### [Task to carry out]
Would you please copy out each entry exactly?

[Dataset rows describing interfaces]
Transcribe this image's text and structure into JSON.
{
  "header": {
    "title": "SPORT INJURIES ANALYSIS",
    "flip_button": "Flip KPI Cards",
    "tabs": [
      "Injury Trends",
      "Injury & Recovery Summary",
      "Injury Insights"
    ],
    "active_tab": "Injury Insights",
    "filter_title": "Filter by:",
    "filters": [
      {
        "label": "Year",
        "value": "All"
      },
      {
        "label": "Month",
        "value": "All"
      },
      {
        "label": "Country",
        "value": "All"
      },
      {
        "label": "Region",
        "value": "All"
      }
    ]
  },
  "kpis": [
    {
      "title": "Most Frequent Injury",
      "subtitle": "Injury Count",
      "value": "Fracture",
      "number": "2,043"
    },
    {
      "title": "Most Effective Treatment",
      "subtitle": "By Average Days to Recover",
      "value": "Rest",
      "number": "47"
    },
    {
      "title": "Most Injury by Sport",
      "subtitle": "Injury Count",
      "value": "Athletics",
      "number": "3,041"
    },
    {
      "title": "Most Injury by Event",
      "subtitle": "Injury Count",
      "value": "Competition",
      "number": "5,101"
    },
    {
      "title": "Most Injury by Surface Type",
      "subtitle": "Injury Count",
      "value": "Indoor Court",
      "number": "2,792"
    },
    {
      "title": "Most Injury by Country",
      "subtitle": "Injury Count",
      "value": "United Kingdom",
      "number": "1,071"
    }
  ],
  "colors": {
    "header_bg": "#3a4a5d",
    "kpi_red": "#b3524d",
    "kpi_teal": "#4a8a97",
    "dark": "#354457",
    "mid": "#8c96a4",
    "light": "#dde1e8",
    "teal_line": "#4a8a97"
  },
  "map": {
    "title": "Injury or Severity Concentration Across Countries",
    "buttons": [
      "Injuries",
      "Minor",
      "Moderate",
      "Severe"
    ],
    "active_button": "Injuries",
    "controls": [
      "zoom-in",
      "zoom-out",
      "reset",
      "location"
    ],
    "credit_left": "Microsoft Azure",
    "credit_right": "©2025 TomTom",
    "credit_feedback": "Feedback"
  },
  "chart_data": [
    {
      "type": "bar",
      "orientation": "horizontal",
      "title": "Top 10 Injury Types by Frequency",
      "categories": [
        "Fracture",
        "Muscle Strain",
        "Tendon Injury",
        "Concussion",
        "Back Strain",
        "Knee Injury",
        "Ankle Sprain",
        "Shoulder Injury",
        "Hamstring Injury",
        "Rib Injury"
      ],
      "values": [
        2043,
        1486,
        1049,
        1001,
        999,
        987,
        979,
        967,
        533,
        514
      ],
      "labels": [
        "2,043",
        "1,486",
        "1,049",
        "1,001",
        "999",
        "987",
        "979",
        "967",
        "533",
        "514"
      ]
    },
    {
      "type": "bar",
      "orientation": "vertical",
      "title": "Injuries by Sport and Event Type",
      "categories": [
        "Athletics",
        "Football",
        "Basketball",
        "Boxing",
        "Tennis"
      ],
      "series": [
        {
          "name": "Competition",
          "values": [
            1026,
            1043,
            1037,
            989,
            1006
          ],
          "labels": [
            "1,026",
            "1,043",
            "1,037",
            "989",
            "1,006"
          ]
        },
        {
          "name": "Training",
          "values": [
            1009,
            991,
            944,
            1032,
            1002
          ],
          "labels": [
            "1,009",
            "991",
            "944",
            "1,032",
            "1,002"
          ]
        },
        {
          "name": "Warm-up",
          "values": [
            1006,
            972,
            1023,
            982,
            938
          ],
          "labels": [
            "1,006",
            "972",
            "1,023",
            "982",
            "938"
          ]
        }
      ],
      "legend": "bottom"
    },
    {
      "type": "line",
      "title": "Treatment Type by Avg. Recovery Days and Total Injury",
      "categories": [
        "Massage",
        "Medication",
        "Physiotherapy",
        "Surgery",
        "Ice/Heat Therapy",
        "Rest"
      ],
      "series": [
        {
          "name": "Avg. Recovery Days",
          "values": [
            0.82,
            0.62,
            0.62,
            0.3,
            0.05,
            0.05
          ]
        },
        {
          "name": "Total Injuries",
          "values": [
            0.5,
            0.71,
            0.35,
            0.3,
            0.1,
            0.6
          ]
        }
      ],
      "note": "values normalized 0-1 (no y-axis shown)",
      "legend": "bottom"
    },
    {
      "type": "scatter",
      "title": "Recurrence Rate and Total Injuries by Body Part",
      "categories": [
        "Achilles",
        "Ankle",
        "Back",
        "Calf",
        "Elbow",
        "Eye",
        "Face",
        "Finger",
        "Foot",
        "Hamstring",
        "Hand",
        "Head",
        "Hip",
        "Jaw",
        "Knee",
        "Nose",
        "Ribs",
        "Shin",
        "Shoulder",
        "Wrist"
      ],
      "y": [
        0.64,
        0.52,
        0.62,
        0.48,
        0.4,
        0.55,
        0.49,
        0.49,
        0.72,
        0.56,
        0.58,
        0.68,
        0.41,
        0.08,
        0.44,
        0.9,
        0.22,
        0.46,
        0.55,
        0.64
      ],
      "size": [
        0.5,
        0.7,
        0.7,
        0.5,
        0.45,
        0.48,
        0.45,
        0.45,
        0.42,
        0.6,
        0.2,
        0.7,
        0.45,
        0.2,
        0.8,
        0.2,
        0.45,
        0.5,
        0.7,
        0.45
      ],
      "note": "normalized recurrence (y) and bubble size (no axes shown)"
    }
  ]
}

### [Task solution]
Transcribe this image's text and structure into JSON.
{
  "header": {
    "title": "SPORT INJURIES ANALYSIS",
    "flip_button": "Flip KPI Cards",
    "tabs": [
      "Injury Trends",
      "Injury & Recovery Summary",
      "Injury Insights"
    ],
    "active_tab": "Injury Insights",
    "filter_title": "Filter by:",
    "filters": [
      {
        "label": "Year",
        "value": "All"
      },
      {
        "label": "Month",
        "value": "All"
      },
      {
        "label": "Country",
        "value": "All"
      },
      {
        "label": "Region",
        "value": "All"
      }
    ]
  },
  "kpis": [
    {
      "title": "Most Frequent Injury",
      "subtitle": "Injury Count",
      "value": "Fracture",
      "number": "2,043"
    },
    {
      "title": "Most Effective Treatment",
      "subtitle": "By Average Days to Recover",
      "value": "Rest",
      "number": "47"
    },
    {
      "title": "Most Injury by Sport",
      "subtitle": "Injury Count",
      "value": "Athletics",
      "number": "3,041"
    },
    {
      "title": "Most Injury by Event",
      "subtitle": "Injury Count",
      "value": "Competition",
      "number": "5,101"
    },
    {
      "title": "Most Injury by Surface Type",
      "subtitle": "Injury Count",
      "value": "Indoor Court",
      "number": "2,792"
    },
    {
      "title": "Most Injury by Country",
      "subtitle": "Injury Count",
      "value": "United Kingdom",
      "number": "1,071"
    }
  ],
  "colors": {
    "header_bg": "#3a4a5d",
    "kpi_red": "#b3524d",
    "kpi_teal": "#4a8a97",
    "dark": "#354457",
    "mid": "#8c96a4",
    "light": "#dde1e8",
    "teal_line": "#4a8a97"
  },
  "map": {
    "title": "Injury or Severity Concentration Across Countries",
    "buttons": [
      "Injuries",
      "Minor",
      "Moderate",
      "Severe"
    ],
    "active_button": "Injuries",
    "controls": [
      "zoom-in",
      "zoom-out",
      "reset",
      "location"
    ],
    "credit_left": "Microsoft Azure",
    "credit_right": "©2025 TomTom",
    "credit_feedback": "Feedback"
  },
  "chart_data": [
    {
      "type": "bar",
      "orientation": "horizontal",
      "title": "Top 10 Injury Types by Frequency",
      "categories": [
        "Fracture",
        "Muscle Strain",
        "Tendon Injury",
        "Concussion",
        "Back Strain",
        "Knee Injury",
        "Ankle Sprain",
        "Shoulder Injury",
        "Hamstring Injury",
        "Rib Injury"
      ],
      "values": [
        2043,
        1486,
        1049,
        1001,
        999,
        987,
        979,
        967,
        533,
        514
      ],
      "labels": [
        "2,043",
        "1,486",
        "1,049",
        "1,001",
        "999",
        "987",
        "979",
        "967",
        "533",
        "514"
      ]
    },
    {
      "type": "bar",
      "orientation": "vertical",
      "title": "Injuries by Sport and Event Type",
      "categories": [
        "Athletics",
        "Football",
        "Basketball",
        "Boxing",
        "Tennis"
      ],
      "series": [
        {
          "name": "Competition",
          "values": [
            1026,
            1043,
            1037,
            989,
            1006
          ],
          "labels": [
            "1,026",
            "1,043",
            "1,037",
            "989",
            "1,006"
          ]
        },
        {
          "name": "Training",
          "values": [
            1009,
            991,
            944,
            1032,
            1002
          ],
          "labels": [
            "1,009",
            "991",
            "944",
            "1,032",
            "1,002"
          ]
        },
        {
          "name": "Warm-up",
          "values": [
            1006,
            972,
            1023,
            982,
            938
          ],
          "labels": [
            "1,006",
            "972",
            "1,023",
            "982",
            "938"
          ]
        }
      ],
      "legend": "bottom"
    },
    {
      "type": "line",
      "title": "Treatment Type by Avg. Recovery Days and Total Injury",
      "categories": [
        "Massage",
        "Medication",
        "Physiotherapy",
        "Surgery",
        "Ice/Heat Therapy",
        "Rest"
      ],
      "series": [
        {
          "name": "Avg. Recovery Days",
          "values": [
            0.82,
            0.62,
            0.62,
            0.3,
            0.05,
            0.05
          ]
        },
        {
          "name": "Total Injuries",
          "values": [
            0.5,
            0.71,
            0.35,
            0.3,
            0.1,
            0.6
          ]
        }
      ],
      "note": "values normalized 0-1 (no y-axis shown)",
      "legend": "bottom"
    },
    {
      "type": "scatter",
      "title": "Recurrence Rate and Total Injuries by Body Part",
      "categories": [
        "Achilles",
        "Ankle",
        "Back",
        "Calf",
        "Elbow",
        "Eye",
        "Face",
        "Finger",
        "Foot",
        "Hamstring",
        "Hand",
        "Head",
        "Hip",
        "Jaw",
        "Knee",
        "Nose",
        "Ribs",
        "Shin",
        "Shoulder",
        "Wrist"
      ],
      "y": [
        0.64,
        0.52,
        0.62,
        0.48,
        0.4,
        0.55,
        0.49,
        0.49,
        0.72,
        0.56,
        0.58,
        0.68,
        0.41,
        0.08,
        0.44,
        0.9,
        0.22,
        0.46,
        0.55,
        0.64
      ],
      "size": [
        0.5,
        0.7,
        0.7,
        0.5,
        0.45,
        0.48,
        0.45,
        0.45,
        0.42,
        0.6,
        0.2,
        0.7,
        0.45,
        0.2,
        0.8,
        0.2,
        0.45,
        0.5,
        0.7,
        0.45
      ],
      "note": "normalized recurrence (y) and bubble size (no axes shown)"
    }
  ]
}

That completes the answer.